Travel to the past of the web by right-clicking pages and links.
Memento for Chrome allows you to seamlessly navigate between the present web and the web of the past. It turns your browser into a web time travel machine that is activated by means of a Memento sub-menu that is available on right-click. First, select a date for time travel by clicking the black Memento extension icon. Now right-click on a web page, and click the "Get near …" option from the Memento sub-menu to see what the page looked like around the selected date. Do the same for any link in a page to see what the linked page looked like. If you hit one of those nasty "Page not Found" errors, right-click and select the "Get near current time" option to see what the page looked like before it vanished from the web. When on a past version of a page - the Memento extension icon is now red - right-click the page and select the "Get current time" option to see what it looks like now. Memento for Chrome obtains prior versions of pages from web archives around the world, including the massive web-wide Internet Archive, national archives such as the British Library and UK National Archives web archives, and on-demand web archives such as archive.is. It also allows time travel in all language versions of Wikipedia. There's two things Memento for Chrome can not do for you: obtain a prior version of a page when none have been archived and time travel into the future. Our sincere apologies for that. Technically, the Memento for Chrome extension is a client-side implementation of the Memento protocol that extends HTTP with content negotiation in the date time dimension. Many web archives have implemented server-side support for the Memento protocol, and, in essence, every content management system that supports time-based versioning can implement it. Technical details are in the Memento Internet Draft at http://www.mementoweb.org/guide/rfc/ID/. General information about the protocol, including a quick introduction, is available at http://mementoweb.org. For queries about the Memento for Chrome extension and the Memento protocol, get in touch at [email protected]

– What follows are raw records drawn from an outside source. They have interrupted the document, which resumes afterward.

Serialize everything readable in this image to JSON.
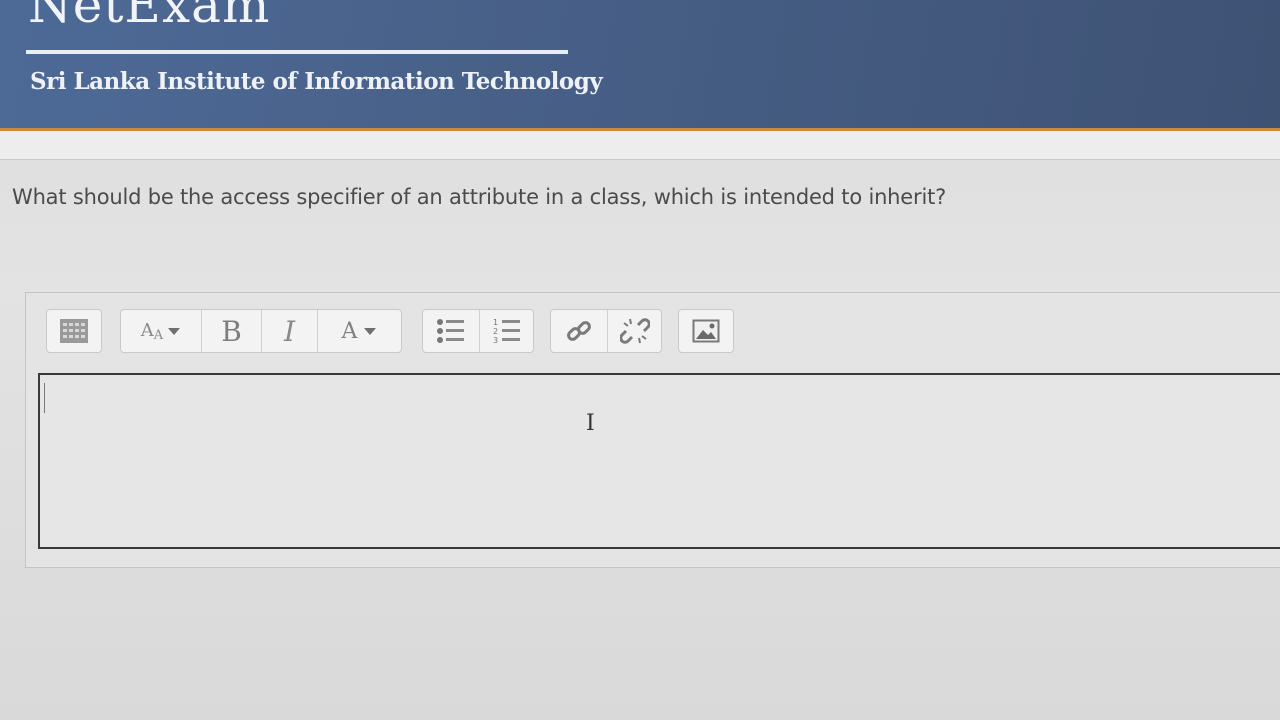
{
  "header": {
    "logo": "NetExam",
    "institution": "Sri Lanka Institute of Information Technology"
  },
  "question": {
    "text": "What should be the access specifier of an attribute in a class, which is intended to  inherit?"
  },
  "toolbar": {
    "buttons": [
      {
        "name": "toolbar-toggle",
        "icon": "toolbar-toggle-icon"
      },
      {
        "name": "paragraph-styles",
        "label": "A",
        "icon": "font-styles-icon"
      },
      {
        "name": "bold",
        "label": "B"
      },
      {
        "name": "italic",
        "label": "I"
      },
      {
        "name": "font-color",
        "label": "A"
      },
      {
        "name": "unordered-list",
        "icon": "bullet-list-icon"
      },
      {
        "name": "ordered-list",
        "icon": "numbered-list-icon"
      },
      {
        "name": "link",
        "icon": "link-icon"
      },
      {
        "name": "unlink",
        "icon": "unlink-icon"
      },
      {
        "name": "insert-image",
        "icon": "image-icon"
      }
    ]
  },
  "editor": {
    "value": ""
  },
  "colors": {
    "header_bg": "#4a6590",
    "header_accent": "#c98a3d",
    "text": "#4b4b4b"
  }
}
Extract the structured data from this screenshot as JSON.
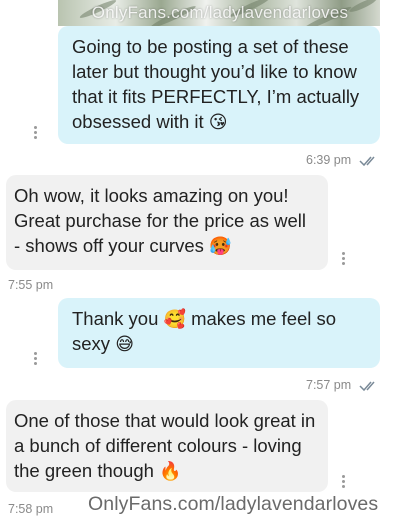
{
  "image_header": {
    "watermark": "OnlyFans.com/ladylavendarloves"
  },
  "messages": [
    {
      "direction": "outgoing",
      "text": "Going to be posting a set of these later but thought you’d like to know that it fits PERFECTLY, I’m actually obsessed with it",
      "emoji": "😘",
      "time": "6:39 pm",
      "status": "read"
    },
    {
      "direction": "incoming",
      "text": "Oh wow, it looks amazing on you! Great purchase for the price as well - shows off your curves",
      "emoji": "🥵",
      "time": "7:55 pm"
    },
    {
      "direction": "outgoing",
      "text_a": "Thank you",
      "emoji_a": "🥰",
      "text_b": "makes me feel so sexy",
      "emoji_b": "😅",
      "time": "7:57 pm",
      "status": "read"
    },
    {
      "direction": "incoming",
      "text": "One of those that would look great in a bunch of different colours - loving the green though",
      "emoji": "🔥",
      "time": "7:58 pm"
    }
  ],
  "footer": {
    "watermark": "OnlyFans.com/ladylavendarloves"
  },
  "colors": {
    "outgoing_bubble": "#d9f3fa",
    "incoming_bubble": "#f1f1f1",
    "meta_text": "#8a8a8a",
    "read_ticks": "#7a8a98"
  },
  "icons": {
    "more": "kebab-menu-icon",
    "read_status": "double-check-icon"
  }
}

- (2017-12-22) Julian Montague: I never actually used this extension as intended; I was looking at various archiving sites and stumbled upon Memento. Unfortunately, today it started preventing pages from loading when Chrome was "waiting for extension Memento Time Travel" indefinitely. I'm not sure why this popped up out of the blue like it did, but I uninstalled it because this is a massive bug that renders Chrome completely unusable.
- (2017-10-21) Agnes Nutter: Since yesterday the icon is constantly animated, with the clock hands spinning around, updating two or three times a second. This is really annoying. Besides that it's a pretty handy way to get to an archived version of a page.
- (2017-09-06) ARMJANDO GUTIERREZ CERVANTES: WELL, THIS TOOL IS VERY HEPFUL FOR ALMOST EVERYBODY
- (2014-06-26) Dicom quattrocento: veramente eccezionale perchè mi permette di salvare in eterno quelle pagine che il tempo cancellerà è stato belle rivedere casualmente una pagina del 2008... anche per un confronto listini è stato comodissimo un rivenditore lucrava parecchio........ f.
- (2013-12-14) Lee Healy: Have started to have problems with audio-only adware being pulled in while browsing with Chrome. This extension appears to be the culprit. Disabled it and the problem disappeared.
- (2017-07-10, v:1.0.0) Kaelan Smith: Time & Date changing
every time i set a date to any time it just sets it to 2017 and the time to 08:58:00.
- (2013-11-13, v:0.1.10) david gunnells: label doesn't match baseURI
For example, I wanted to select the Internet Archive as the default, but when I select it, it uses http://webarchive.nationalarchives.gov.uk/timegate/ as the baseURI. Through trial and error, I found that I have to select Archive-It in order to have http://web.archive.org/web/ set as the baseURI.